Thurgood Marshall is an icon of the Civil Rights movement and this book details the human side and the specific difficulties incurred by the NAACP LDF before the decision in 1954 which overturned segregation. Although it is a historical documentary, the writing style is like a fiction book and is very engaging. Every American should read it!
Anonymous More than 1 year ago
Anonymous More than 1 year ago
A really good book and an interesting read.
Anonymous More than 1 year ago
Anonymous More than 1 year ago

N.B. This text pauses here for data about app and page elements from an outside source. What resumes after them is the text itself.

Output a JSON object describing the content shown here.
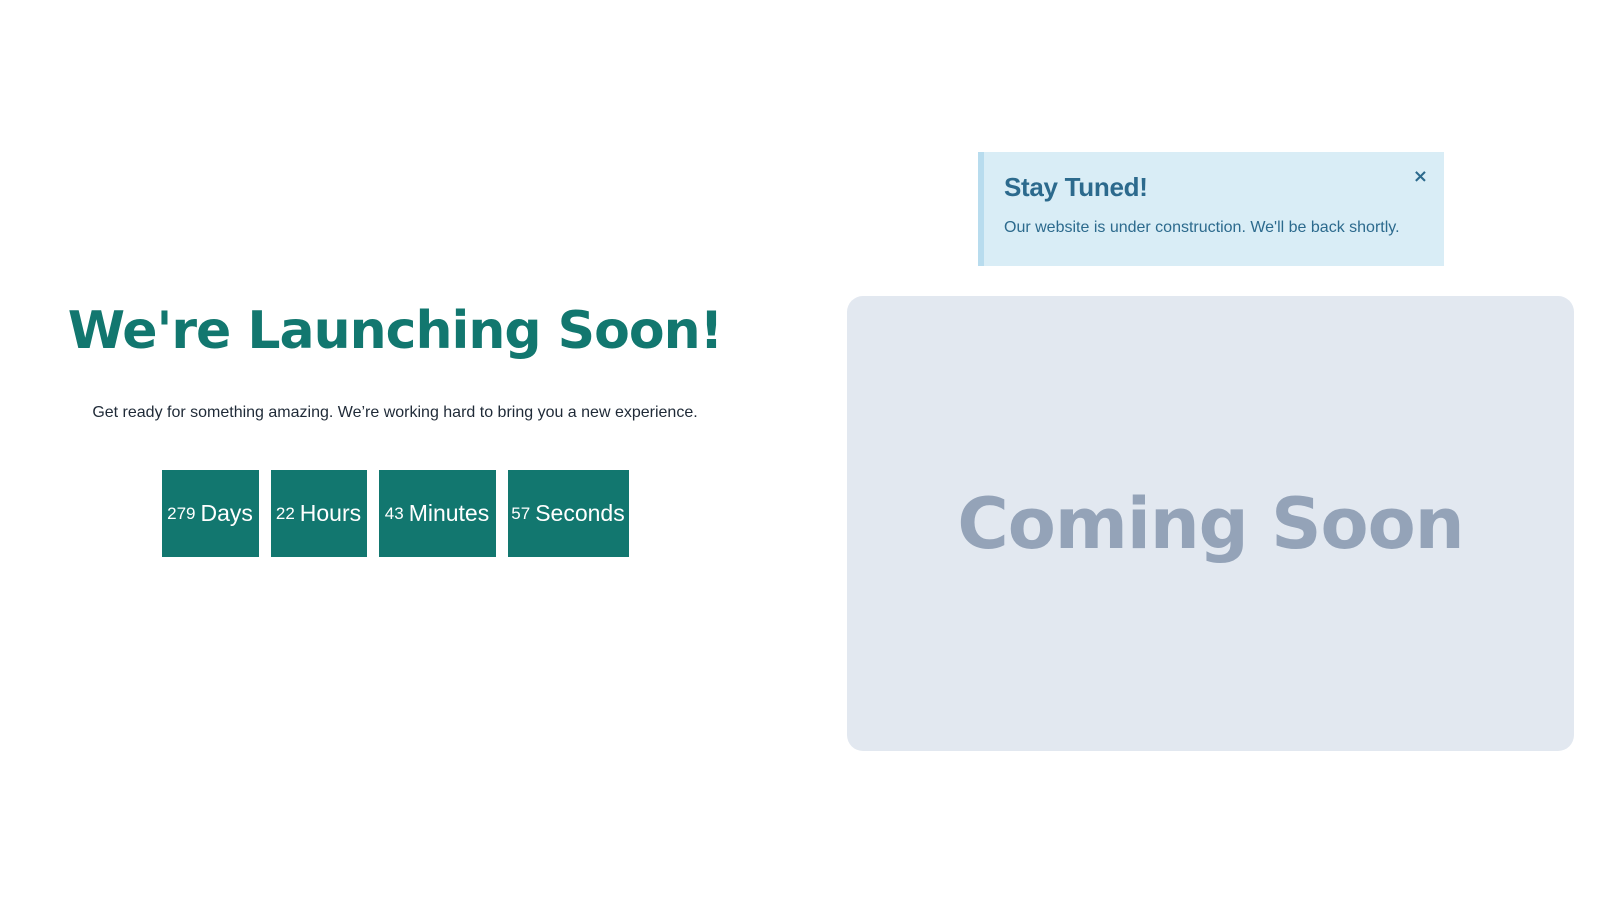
{
  "hero": {
    "title": "We're Launching Soon!",
    "subtitle": "Get ready for something amazing. We’re working hard to bring you a new experience."
  },
  "countdown": {
    "days": {
      "value": "279",
      "label": "Days"
    },
    "hours": {
      "value": "22",
      "label": "Hours"
    },
    "minutes": {
      "value": "43",
      "label": "Minutes"
    },
    "seconds": {
      "value": "57",
      "label": "Seconds"
    }
  },
  "alert": {
    "title": "Stay Tuned!",
    "message": "Our website is under construction. We'll be back shortly.",
    "close_glyph": "×",
    "close_icon": "close-icon"
  },
  "placeholder": {
    "text": "Coming Soon"
  },
  "colors": {
    "primary": "#12776f",
    "alert_bg": "#d9edf6",
    "alert_text": "#2c6a8d",
    "placeholder_bg": "#e2e8f0",
    "placeholder_text": "#94a3b8"
  }
}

Often times a book of this scope is to follow because of the sheer number of characters that have to be included and intoduced to the reader - not so in this case. The author does an excellent job of keeping the story easy to follow. The notes at the end of the book are a true sign of a well researched and thought out delivery of a grim time in U.S history (authors often leave out the all important bibliography these days and I really appreciated seeing all the works cited on these pages). Gilbert King tells this horrific story of hate, ignorance, murder and injustice in a straight forward, almost matter-of-fact way; without being melodramatic or sensationalist the truth is that much more poignant. A truth that however embarrassing to the history of our nation needs to be known and remembered so as never to be repeated...because there might not be a Thurgood Marshall and so many other brave souls willing to dedicate their lives to enlightenment and reform the next time around.

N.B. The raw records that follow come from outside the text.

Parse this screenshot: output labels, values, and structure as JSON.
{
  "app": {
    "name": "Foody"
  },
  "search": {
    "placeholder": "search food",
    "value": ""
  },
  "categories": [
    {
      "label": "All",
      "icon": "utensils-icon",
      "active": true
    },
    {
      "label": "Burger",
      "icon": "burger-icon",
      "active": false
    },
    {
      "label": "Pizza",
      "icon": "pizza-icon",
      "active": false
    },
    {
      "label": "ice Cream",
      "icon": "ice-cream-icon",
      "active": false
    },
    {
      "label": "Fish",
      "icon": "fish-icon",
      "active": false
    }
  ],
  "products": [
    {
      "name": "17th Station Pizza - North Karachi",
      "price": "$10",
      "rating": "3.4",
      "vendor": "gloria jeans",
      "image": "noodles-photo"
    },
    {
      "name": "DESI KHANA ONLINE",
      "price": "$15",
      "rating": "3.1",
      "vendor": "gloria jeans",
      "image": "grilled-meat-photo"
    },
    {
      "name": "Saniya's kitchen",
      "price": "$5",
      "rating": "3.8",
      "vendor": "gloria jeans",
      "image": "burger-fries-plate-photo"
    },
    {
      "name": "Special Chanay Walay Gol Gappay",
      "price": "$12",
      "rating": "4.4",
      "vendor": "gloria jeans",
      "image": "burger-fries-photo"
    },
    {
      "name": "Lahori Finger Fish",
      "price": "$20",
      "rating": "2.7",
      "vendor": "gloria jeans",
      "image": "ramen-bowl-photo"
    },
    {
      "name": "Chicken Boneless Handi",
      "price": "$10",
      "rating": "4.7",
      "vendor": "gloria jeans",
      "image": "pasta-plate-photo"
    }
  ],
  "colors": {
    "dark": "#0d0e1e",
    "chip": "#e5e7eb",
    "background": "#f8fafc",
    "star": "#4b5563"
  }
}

Anonymous More than 1 year ago
Anonymous More than 1 year ago
Great thorough read! Well researched and put together.